Carrigan: There are people who want to be able to play on the federal level because they see how much money there is to be made. It’d be like right after Prohibition. There are people who want to be big players and want to be nationally recognized brands and people talk to me about that all of the time. You know that 80 percent of the licenses in Washington state have already changed hands? 80 percent! There are going to be changes that happen like that, where things are going to transition, and I’m sure there will be some big national players like American Cannabis — ‘Smoke American Cannabis!’ kind of stuff — but at the same time if you had the chance to smoke American Cannabis or you’re traveling in Alaska and have the chance to buy local, you’d probably say, ‘Oh, I’ve never had that.’

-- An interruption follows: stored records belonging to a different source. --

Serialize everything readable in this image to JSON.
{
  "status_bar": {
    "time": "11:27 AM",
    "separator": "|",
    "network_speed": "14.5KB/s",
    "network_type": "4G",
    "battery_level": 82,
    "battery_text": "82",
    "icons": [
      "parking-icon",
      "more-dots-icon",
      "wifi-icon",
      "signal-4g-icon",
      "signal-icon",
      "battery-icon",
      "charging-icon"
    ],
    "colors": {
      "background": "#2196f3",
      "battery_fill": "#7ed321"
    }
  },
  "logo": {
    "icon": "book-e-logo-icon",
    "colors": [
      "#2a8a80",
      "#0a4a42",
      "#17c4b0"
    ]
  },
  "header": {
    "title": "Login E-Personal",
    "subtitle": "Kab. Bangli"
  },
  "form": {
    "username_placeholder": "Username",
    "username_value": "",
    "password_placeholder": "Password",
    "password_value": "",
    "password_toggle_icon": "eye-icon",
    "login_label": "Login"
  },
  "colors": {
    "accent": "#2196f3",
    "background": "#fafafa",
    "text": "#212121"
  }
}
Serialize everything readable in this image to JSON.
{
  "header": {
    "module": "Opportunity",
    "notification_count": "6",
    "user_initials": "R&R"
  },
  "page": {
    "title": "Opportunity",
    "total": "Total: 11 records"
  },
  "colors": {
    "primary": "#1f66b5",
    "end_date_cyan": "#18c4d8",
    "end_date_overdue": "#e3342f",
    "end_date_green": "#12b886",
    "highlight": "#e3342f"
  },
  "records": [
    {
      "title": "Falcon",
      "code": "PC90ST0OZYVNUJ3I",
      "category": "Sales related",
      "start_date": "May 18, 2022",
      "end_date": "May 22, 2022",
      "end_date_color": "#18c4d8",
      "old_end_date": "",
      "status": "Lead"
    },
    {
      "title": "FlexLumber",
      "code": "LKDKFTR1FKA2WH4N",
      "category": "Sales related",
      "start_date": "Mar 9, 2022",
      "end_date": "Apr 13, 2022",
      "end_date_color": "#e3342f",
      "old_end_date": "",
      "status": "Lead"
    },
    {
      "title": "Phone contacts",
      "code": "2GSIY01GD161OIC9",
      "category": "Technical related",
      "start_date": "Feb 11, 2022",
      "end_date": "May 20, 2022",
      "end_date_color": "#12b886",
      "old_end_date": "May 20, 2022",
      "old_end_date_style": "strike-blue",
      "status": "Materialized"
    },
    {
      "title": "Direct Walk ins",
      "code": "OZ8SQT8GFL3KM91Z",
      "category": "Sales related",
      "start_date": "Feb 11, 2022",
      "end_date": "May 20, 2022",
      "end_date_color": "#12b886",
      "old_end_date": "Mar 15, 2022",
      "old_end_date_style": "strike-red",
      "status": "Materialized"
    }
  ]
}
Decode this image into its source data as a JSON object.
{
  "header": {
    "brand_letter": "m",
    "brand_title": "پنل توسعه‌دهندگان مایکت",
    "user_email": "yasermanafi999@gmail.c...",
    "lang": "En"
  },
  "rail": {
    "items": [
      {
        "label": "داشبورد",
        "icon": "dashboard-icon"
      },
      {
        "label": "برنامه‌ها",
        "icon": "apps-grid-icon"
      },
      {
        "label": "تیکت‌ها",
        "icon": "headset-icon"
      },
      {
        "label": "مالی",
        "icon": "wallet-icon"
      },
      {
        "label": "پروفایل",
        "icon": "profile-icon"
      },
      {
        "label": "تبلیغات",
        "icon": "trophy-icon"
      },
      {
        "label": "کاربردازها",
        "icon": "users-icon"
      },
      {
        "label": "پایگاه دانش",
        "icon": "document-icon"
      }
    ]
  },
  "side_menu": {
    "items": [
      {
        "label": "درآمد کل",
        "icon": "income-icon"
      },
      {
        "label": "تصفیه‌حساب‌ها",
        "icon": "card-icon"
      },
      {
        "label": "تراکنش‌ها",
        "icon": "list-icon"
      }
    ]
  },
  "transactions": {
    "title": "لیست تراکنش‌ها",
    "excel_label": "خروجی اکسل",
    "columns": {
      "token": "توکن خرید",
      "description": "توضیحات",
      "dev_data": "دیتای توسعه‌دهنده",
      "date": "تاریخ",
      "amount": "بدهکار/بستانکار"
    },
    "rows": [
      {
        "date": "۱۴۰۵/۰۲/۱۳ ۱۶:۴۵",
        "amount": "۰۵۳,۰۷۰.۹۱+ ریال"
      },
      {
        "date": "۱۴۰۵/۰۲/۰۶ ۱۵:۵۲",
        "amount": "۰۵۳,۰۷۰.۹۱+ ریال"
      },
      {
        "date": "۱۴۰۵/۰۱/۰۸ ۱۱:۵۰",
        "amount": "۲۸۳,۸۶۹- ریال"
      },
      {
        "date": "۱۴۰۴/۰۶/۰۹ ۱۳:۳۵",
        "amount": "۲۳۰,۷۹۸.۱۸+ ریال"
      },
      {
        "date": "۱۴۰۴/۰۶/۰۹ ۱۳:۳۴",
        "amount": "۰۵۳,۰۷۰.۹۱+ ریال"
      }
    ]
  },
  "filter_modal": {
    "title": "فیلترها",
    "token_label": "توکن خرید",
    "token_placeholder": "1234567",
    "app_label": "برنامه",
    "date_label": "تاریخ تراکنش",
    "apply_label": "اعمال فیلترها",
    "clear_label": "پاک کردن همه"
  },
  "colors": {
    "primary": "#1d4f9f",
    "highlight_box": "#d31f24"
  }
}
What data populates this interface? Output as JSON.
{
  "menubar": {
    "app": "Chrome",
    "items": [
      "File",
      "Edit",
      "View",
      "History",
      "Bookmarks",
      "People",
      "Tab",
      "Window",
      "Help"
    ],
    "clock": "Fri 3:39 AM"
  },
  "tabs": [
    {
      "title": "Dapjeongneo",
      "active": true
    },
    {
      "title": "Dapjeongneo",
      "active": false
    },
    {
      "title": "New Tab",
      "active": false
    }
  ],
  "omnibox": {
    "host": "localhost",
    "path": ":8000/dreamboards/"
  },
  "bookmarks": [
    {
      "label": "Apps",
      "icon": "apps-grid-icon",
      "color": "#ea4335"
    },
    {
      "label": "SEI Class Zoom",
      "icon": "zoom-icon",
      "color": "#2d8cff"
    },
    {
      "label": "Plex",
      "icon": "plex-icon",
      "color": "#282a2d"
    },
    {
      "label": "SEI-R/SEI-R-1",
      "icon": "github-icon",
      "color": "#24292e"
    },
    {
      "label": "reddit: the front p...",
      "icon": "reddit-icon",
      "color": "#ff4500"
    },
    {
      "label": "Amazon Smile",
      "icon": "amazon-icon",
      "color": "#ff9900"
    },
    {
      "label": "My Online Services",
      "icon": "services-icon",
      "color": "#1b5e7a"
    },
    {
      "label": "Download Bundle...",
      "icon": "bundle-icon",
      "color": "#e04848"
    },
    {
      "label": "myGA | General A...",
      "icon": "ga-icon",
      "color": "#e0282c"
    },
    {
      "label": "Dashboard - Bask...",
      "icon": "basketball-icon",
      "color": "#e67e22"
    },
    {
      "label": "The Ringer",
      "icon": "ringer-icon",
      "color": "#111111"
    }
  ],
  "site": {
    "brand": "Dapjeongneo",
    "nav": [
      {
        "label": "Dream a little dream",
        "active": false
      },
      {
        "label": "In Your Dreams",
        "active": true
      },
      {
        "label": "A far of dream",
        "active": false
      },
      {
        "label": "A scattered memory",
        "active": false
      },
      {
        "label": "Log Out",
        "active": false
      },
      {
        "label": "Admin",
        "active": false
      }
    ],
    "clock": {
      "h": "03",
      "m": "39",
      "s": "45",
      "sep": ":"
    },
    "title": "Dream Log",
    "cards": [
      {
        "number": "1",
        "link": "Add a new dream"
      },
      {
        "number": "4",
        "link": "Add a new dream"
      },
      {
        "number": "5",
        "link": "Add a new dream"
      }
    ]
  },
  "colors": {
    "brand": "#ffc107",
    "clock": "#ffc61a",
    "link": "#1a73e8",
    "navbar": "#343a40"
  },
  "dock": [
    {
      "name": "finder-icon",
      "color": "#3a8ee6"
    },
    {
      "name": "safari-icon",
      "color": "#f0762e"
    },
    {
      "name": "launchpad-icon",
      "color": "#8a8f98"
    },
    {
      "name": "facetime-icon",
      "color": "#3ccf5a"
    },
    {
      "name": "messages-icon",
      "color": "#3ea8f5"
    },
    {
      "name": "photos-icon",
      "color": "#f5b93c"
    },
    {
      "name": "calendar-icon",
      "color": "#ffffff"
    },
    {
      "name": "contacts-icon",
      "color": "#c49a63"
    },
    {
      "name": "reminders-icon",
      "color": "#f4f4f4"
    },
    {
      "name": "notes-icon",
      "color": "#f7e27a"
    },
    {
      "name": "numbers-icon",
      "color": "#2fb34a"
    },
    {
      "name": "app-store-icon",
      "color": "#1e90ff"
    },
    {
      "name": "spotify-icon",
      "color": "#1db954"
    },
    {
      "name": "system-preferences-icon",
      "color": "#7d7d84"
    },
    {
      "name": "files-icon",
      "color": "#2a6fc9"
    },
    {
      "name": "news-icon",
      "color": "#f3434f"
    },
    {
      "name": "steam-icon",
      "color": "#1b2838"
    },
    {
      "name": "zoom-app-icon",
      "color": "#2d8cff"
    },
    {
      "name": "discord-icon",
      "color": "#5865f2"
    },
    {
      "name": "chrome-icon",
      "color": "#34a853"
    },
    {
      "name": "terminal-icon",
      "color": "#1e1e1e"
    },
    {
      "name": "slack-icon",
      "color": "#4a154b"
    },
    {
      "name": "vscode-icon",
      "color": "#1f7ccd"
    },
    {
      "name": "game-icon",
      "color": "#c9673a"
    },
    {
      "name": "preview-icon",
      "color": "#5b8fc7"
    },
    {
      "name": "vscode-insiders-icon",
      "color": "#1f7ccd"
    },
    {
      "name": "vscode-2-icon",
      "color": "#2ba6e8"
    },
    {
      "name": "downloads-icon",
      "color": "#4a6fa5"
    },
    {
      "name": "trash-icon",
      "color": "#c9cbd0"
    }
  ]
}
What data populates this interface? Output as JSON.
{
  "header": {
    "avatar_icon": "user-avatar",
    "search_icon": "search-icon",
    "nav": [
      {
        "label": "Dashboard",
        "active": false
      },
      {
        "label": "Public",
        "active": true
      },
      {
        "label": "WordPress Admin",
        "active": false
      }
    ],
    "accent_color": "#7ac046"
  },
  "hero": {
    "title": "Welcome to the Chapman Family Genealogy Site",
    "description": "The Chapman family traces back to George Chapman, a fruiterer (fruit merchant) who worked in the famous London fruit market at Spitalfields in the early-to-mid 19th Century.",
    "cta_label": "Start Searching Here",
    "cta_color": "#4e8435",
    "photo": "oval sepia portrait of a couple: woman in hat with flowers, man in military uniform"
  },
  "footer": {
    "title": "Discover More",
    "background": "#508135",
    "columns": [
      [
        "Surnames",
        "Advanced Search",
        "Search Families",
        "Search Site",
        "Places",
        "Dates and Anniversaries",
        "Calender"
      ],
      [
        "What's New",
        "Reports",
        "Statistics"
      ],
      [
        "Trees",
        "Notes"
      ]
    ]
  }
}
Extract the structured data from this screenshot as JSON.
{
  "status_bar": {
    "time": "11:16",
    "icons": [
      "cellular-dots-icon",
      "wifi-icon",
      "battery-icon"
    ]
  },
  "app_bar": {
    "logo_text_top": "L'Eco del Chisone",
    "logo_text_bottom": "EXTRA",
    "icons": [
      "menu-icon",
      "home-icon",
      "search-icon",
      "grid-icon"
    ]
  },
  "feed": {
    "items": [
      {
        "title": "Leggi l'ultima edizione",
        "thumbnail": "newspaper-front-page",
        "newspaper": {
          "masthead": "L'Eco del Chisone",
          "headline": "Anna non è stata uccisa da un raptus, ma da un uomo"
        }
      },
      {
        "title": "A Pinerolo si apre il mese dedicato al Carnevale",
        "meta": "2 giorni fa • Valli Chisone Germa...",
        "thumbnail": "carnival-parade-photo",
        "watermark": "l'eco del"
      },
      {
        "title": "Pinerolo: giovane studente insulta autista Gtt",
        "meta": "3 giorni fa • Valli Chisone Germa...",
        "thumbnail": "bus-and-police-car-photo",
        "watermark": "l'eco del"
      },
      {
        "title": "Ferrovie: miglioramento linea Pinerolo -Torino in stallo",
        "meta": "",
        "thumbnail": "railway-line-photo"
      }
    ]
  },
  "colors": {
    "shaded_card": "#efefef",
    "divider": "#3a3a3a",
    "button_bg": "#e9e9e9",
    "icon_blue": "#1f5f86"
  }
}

It’s kind of like microbreweries.... The bottom line was these smaller people that did craft brewing is they made a big dent in the marketplace. The big guys still sell a bunch of beer, but still the craft does very well. I think that same dynamic will apply to the marijuana industry in the long run.

AC: And where do you see growth for Alaska’s cannabis industry?

Carrigan: I would like to see canna-tourism become something that the state does. I think that in the atmosphere that we’re in because we’re a beautiful, pristine tourist location, and I think if we play our cards right we can become a No. 1 destination for people who want to come and visit the wilderness and see the beauty of Alaska while enjoying themselves a little bit and enjoying some cannabis. I think canna-tourism is going to be one of the big things that pops up for us.

Matt Buxton is a freelance writer in Anchorage. Comments about this story? Email editor@AlaskaCannabist.com.

(0) comments

Welcome to the discussion.

Keep it Clean. Please avoid obscene, vulgar, lewd, racist or sexually-oriented language.
PLEASE TURN OFF YOUR CAPS LOCK.
Don't Threaten. Threats of harming another person will not be tolerated.
Be Truthful. Don't knowingly lie about anyone or anything.
Be Nice. No racism, sexism or any sort of -ism that is degrading to another person.
Be Proactive. Use the 'Report' link on each comment to let us know of abusive posts.
Share with Us. We'd love to hear eyewitness accounts, the history behind an article.